Looking forward to reading The Riverman #2.
The best thing I can tell you about a chick who lies a lot is this: there’s probably some messed-up stuff going on in her life (p. 50)
Life will sneak up on you sometimes. (p. 69)
You can’t change your mistakes. You can only try to make up for them. (p. 252)
And sometimes kids have to get up and go. (p. 262)
Sometimes what’s worse than people lying to you is people being too honest. (p. 269)
Creative minds like ours were the minds of aliens. (p. 280)
Until next time ^^
Author: Elizabeth Scott
Publisher: Harlequin Teen
Date of Published: 1 January 2014
No. of Pages: 240
Genre: Contemporary, Romance, Family, Young Adult, Realistic Fiction
Received from: Harlequin Teen via Netgalley
I sit down with my mother. My smile is shaky as I tell her about my day.
Life. Death. And…Love?
Emma would give anything to talk to her mother one last time. Tell her about her slipping grades, her anger with her stepfather, and the boy with the bad reputation who might be the only one Emma can be herself with.
But Emma can’t tell her mother anything. Because her mother is brain-dead and being kept alive by machines for the baby growing inside her.
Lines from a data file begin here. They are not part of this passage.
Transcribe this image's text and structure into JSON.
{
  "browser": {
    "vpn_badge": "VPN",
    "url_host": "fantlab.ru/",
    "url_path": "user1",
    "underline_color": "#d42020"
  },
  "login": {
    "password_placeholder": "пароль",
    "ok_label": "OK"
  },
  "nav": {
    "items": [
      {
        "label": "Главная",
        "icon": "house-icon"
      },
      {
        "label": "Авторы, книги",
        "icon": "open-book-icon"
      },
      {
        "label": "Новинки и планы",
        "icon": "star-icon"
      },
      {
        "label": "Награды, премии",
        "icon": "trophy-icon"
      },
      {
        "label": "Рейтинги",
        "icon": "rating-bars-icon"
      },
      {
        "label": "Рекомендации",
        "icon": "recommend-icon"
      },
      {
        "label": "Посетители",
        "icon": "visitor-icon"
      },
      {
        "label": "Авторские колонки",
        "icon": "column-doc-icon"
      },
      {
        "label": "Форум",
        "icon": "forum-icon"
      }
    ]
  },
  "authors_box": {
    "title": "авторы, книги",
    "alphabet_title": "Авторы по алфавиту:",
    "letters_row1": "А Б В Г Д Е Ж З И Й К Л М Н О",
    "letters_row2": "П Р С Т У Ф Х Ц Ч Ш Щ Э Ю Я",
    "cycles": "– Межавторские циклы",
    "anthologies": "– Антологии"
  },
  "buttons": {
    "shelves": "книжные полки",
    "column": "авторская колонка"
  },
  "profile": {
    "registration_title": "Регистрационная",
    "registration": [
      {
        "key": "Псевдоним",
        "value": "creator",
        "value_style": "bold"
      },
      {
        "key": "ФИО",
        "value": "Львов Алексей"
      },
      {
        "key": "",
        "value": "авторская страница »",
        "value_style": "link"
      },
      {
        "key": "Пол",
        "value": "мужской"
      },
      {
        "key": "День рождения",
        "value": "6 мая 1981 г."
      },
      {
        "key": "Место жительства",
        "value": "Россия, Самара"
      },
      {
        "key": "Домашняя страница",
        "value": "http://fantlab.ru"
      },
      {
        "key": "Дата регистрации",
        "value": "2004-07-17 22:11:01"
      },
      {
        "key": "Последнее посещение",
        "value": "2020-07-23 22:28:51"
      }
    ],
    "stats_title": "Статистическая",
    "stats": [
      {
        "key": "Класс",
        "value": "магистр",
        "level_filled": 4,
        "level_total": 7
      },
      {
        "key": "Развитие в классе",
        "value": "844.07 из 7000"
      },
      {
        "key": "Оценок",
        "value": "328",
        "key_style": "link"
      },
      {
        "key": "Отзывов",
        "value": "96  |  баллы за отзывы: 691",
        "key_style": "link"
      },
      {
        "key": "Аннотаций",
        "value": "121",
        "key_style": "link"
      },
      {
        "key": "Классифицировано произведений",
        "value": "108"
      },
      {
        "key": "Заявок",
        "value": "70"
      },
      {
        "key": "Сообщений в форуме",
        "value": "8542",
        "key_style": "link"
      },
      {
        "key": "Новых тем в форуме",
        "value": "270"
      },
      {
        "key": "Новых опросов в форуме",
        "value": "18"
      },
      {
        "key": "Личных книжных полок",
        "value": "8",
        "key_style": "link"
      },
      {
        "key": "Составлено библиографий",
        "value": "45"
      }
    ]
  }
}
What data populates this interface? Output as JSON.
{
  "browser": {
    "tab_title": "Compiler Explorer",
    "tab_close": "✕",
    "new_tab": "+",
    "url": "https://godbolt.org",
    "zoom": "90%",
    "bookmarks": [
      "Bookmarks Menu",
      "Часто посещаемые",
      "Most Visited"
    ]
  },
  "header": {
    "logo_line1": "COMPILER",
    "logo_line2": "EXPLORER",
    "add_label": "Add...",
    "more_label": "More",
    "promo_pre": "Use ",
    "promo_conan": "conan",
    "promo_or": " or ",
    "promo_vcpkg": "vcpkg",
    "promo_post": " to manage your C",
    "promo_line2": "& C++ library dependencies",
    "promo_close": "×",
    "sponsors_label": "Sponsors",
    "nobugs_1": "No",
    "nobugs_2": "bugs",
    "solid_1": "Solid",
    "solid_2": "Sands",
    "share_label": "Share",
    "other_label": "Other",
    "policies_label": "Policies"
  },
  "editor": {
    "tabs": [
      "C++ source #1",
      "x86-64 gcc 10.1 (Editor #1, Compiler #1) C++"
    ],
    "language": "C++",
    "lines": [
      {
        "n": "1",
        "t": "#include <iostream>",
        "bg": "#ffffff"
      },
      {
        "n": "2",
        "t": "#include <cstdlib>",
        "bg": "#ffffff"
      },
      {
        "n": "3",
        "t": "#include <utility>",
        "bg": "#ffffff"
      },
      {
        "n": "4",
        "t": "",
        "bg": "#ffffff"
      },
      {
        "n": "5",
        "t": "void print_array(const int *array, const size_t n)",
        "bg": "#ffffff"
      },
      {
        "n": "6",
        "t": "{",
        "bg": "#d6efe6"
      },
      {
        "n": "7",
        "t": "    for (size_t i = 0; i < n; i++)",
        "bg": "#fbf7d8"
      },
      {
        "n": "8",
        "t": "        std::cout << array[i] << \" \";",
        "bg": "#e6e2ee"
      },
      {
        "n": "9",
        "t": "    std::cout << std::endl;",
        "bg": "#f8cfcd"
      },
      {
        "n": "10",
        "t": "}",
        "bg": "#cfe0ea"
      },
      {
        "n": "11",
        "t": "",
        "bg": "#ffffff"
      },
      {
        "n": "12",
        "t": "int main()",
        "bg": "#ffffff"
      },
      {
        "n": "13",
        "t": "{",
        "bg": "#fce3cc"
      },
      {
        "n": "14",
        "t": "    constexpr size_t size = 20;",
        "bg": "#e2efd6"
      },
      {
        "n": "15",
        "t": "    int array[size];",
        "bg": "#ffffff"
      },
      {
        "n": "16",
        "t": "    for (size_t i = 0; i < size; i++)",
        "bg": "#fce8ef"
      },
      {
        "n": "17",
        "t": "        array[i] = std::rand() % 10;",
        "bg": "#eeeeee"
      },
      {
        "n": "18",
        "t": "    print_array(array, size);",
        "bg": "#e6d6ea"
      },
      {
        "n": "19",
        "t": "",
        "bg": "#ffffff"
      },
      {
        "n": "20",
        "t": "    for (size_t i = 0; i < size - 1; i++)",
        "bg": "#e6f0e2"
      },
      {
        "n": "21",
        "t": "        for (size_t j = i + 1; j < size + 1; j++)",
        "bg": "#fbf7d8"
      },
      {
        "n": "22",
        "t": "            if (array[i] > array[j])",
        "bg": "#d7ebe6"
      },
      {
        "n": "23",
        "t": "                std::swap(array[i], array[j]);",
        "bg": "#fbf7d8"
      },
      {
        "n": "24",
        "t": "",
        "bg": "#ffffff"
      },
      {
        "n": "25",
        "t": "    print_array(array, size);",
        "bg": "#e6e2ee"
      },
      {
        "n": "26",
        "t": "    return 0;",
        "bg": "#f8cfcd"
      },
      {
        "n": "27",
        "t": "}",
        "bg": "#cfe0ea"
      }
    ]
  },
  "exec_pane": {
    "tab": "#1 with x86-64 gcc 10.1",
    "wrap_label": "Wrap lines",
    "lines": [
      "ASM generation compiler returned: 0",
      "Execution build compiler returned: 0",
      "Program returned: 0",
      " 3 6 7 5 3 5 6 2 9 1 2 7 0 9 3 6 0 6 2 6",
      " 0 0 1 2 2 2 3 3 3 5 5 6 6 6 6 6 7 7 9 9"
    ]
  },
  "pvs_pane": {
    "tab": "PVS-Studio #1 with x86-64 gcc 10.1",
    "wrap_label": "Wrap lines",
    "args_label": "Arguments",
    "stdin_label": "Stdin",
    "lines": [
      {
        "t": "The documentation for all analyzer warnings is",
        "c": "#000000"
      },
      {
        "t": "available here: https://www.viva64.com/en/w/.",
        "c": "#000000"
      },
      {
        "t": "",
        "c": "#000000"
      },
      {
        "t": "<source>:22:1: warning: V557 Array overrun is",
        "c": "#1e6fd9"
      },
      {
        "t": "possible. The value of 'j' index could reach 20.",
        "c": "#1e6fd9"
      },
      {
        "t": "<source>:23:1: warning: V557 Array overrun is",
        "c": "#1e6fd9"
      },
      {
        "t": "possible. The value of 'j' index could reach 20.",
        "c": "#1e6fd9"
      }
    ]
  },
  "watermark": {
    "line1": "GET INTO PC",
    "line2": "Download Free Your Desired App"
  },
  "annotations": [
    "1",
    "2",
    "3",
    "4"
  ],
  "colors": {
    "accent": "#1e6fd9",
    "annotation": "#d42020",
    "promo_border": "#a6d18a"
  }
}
Meeting bad-boy Caleb Harrison wouldn’t have interested Old Emma. But New Emma-the one who exists in a fog of grief, who no longer cares about school, whose only social outlet is her best friend Olivia-New Emma is startled by the connection she and Caleb forge.
Feeling her own heart beat again wakes Emma from the grief that has grayed her existence. Is there hope for life after death-and maybe, for love?
I received this ARC from the publisher via Netgalley in exchange for an honest review.
Heartbeat is a heart-wrenching story. It tells about Emma, a seventeen year-old girl who lost her mother but had to see her everyday because she’s pregnant.
Lisa met Dan and they fell in love. Soon, they started a family. Emma was happy because she felt that Dan loved her and her mother.
Until her mother’s pregnant and died, things changed unexpectedly. Every single day, Emma visited her mother in the hospital. Her body was kept alive by machines – pumping her heartbeat to incubate the baby in her womb.
Emma thought Dan just wanted to keep the baby and was devastated knowing that she wasn’t involved when Dan decided to keep Lisa alive. Emma thought everything he had done was for the sake of the baby.
A former straight A’s student, Emma’s grades were failing and she’s on a downward spiral. Until she met Caleb, a troubled teen who was also grieving for his sister, Minnie.
Their relationship developed gradually, since they had things in common.
Olivia, Emma’s best friend, was shocked learning about this ‘odd’ couple. Caleb was in a lot of troubles. He stole cars, did drugs, and hit a stranger with a car.
Dan tried to be a good father, but Emma refused the warm gesture. She was so stubborn, shutting herself out and pretending that Dan didn’t exist. Dan was hurt, Emma was too.
What I like about Heartbeat is that there’s no perfect family. I believe in that too. Every family is dysfunctional, everybody has problems, but it depends on you how to work things out.
I like this quote from the book;
A family is more than one person.
Heartbeat touches about grief, friendship, making the right decision, how to put yourself in a family, and romance. The romance is not too much, unlike any other HQ lines.
My rant is when Emma repeats her thoughts about Dan’s decision. I kept reading about this over and over again.
I love how the characters develop and the ending is very sweet.
Under the idea that we can all make our fates, that we have choices, is the reminder that sometimes we don’t. That sometimes life is bigger than our plans. Bigger than us.
I knew grief could destroy you, but I didn’t know it could turn you into a walking dead.
Until next time ^^